=== WHAT YOU WILL DO ===
Reproduce the lines below from the one that contains "Serialize everything readable" through the end, inclusive, and add nothing.
(ENTRIES SHOWN begins)
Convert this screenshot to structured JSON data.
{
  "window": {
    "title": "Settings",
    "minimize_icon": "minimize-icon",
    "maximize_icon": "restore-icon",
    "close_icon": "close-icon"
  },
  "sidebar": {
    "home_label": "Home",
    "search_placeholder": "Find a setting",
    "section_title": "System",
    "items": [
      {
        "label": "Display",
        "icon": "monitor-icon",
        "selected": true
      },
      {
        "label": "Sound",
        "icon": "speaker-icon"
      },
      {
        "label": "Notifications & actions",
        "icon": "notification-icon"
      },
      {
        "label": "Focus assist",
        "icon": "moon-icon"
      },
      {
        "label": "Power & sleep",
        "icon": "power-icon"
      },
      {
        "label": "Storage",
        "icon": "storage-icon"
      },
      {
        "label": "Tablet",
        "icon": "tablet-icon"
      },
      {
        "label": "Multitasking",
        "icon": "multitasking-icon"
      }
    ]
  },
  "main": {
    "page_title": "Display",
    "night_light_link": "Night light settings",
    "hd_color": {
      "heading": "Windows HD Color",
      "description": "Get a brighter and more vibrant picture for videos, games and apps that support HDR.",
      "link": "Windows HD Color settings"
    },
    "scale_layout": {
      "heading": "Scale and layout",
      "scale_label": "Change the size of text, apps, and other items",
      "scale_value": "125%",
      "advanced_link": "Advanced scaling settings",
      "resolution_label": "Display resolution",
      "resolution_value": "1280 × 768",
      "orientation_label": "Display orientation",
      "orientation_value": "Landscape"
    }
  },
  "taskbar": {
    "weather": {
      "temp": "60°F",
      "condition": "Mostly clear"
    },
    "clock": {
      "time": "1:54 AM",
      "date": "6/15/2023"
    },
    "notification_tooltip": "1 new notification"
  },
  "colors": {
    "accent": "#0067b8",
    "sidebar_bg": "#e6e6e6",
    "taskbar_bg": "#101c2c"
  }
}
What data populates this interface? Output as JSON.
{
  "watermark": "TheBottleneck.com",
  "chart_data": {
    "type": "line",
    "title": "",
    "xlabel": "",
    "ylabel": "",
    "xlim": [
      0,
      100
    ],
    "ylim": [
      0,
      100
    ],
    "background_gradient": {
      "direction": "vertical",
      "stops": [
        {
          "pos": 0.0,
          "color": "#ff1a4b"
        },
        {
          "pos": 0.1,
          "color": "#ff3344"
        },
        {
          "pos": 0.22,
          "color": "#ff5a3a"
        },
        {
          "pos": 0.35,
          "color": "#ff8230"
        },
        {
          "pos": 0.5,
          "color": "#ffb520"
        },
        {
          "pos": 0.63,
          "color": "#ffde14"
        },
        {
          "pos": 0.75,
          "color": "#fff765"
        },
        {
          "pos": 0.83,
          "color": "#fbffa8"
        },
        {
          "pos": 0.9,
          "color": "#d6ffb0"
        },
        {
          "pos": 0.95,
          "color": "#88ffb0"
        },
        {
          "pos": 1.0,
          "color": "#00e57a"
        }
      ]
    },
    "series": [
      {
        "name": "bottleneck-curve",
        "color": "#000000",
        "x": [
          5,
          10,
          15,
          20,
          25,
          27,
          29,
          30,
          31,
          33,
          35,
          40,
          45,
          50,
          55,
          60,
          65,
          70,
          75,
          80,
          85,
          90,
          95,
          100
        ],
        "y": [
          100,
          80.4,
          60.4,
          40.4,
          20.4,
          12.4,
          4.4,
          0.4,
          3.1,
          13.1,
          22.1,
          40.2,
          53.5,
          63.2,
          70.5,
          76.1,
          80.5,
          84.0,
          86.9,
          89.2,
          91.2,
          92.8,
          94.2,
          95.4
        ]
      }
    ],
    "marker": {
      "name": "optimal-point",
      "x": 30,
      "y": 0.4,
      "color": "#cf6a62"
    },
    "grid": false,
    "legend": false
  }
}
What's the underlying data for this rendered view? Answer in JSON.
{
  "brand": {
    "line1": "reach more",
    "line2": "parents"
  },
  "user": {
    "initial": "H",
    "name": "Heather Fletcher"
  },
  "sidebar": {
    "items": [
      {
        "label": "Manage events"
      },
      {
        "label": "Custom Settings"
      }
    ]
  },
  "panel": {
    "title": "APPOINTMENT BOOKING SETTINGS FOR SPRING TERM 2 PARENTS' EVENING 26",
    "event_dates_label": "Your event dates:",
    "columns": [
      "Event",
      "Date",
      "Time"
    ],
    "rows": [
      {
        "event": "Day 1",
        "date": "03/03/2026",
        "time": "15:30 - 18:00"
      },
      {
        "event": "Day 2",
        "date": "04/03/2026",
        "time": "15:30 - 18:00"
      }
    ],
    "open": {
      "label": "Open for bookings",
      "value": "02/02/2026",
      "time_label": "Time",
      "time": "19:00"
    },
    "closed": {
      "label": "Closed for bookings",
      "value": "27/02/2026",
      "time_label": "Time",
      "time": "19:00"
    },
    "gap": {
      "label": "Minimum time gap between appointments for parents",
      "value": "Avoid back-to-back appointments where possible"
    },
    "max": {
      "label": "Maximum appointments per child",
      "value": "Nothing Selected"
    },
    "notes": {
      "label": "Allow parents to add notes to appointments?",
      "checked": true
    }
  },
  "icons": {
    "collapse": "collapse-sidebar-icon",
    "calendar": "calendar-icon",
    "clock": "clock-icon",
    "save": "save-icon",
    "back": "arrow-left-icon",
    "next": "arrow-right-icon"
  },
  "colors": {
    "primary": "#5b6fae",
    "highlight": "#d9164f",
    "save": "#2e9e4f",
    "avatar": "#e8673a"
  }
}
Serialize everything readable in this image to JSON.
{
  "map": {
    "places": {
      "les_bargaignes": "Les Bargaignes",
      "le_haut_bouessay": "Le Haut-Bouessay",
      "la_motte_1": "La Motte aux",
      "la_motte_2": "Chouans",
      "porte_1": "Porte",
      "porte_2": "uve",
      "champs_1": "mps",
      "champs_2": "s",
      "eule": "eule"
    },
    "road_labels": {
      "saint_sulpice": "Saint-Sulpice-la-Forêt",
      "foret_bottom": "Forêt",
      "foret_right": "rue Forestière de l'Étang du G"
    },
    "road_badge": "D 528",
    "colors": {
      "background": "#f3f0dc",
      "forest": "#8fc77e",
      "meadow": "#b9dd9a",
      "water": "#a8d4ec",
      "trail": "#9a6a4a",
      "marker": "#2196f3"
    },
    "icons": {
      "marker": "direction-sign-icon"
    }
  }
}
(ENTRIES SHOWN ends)
=== TASK RESPONSE ===
Serialize everything readable in this image to JSON.
{
  "map": {
    "places": {
      "les_bargaignes": "Les Bargaignes",
      "le_haut_bouessay": "Le Haut-Bouessay",
      "la_motte_1": "La Motte aux",
      "la_motte_2": "Chouans",
      "porte_1": "Porte",
      "porte_2": "uve",
      "champs_1": "mps",
      "champs_2": "s",
      "eule": "eule"
    },
    "road_labels": {
      "saint_sulpice": "Saint-Sulpice-la-Forêt",
      "foret_bottom": "Forêt",
      "foret_right": "rue Forestière de l'Étang du G"
    },
    "road_badge": "D 528",
    "colors": {
      "background": "#f3f0dc",
      "forest": "#8fc77e",
      "meadow": "#b9dd9a",
      "water": "#a8d4ec",
      "trail": "#9a6a4a",
      "marker": "#2196f3"
    },
    "icons": {
      "marker": "direction-sign-icon"
    }
  }
}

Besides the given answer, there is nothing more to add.